• [Exercise instructions] Count every line in the data below that includes "name", and give only the result.

• [Material to process]
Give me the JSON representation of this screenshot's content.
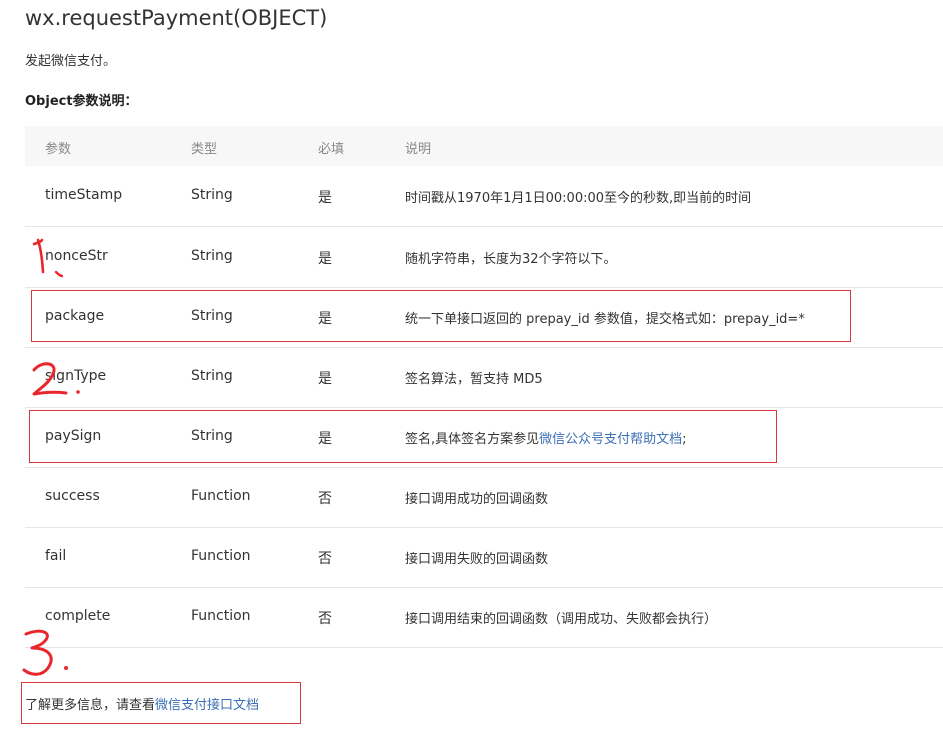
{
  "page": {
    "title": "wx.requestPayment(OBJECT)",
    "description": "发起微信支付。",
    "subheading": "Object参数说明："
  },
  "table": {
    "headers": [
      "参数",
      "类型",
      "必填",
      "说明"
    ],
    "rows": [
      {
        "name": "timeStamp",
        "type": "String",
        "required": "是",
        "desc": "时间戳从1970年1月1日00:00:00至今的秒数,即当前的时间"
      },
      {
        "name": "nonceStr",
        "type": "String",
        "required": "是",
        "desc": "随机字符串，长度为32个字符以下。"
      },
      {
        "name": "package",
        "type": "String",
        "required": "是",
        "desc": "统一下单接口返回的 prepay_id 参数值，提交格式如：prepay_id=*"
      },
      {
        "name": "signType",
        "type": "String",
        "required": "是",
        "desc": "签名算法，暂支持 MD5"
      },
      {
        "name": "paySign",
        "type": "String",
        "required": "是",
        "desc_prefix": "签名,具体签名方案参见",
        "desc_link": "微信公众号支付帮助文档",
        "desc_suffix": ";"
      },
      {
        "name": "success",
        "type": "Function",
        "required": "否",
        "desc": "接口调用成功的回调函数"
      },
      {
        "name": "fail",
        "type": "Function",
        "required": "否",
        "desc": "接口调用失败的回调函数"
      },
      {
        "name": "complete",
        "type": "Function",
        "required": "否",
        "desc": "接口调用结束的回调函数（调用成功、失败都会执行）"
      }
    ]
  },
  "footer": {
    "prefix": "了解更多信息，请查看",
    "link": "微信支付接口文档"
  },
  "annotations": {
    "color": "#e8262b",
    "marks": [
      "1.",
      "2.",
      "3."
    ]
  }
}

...

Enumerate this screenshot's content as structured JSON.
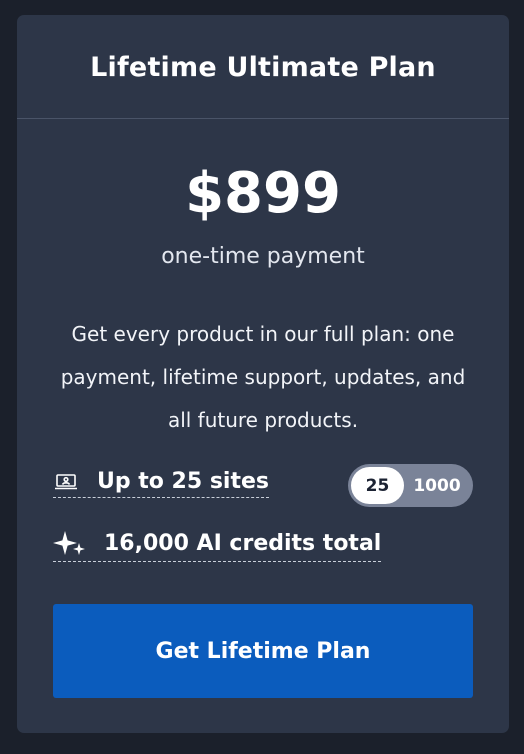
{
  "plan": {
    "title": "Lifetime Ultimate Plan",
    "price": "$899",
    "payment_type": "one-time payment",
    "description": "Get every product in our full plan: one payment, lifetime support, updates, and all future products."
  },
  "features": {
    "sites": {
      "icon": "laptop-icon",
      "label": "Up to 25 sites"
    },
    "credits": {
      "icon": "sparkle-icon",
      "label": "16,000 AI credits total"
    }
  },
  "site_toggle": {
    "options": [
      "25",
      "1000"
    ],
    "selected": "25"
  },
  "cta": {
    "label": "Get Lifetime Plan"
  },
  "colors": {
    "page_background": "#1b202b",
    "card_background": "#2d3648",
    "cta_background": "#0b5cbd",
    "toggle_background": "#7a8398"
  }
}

• [Exercise result] 8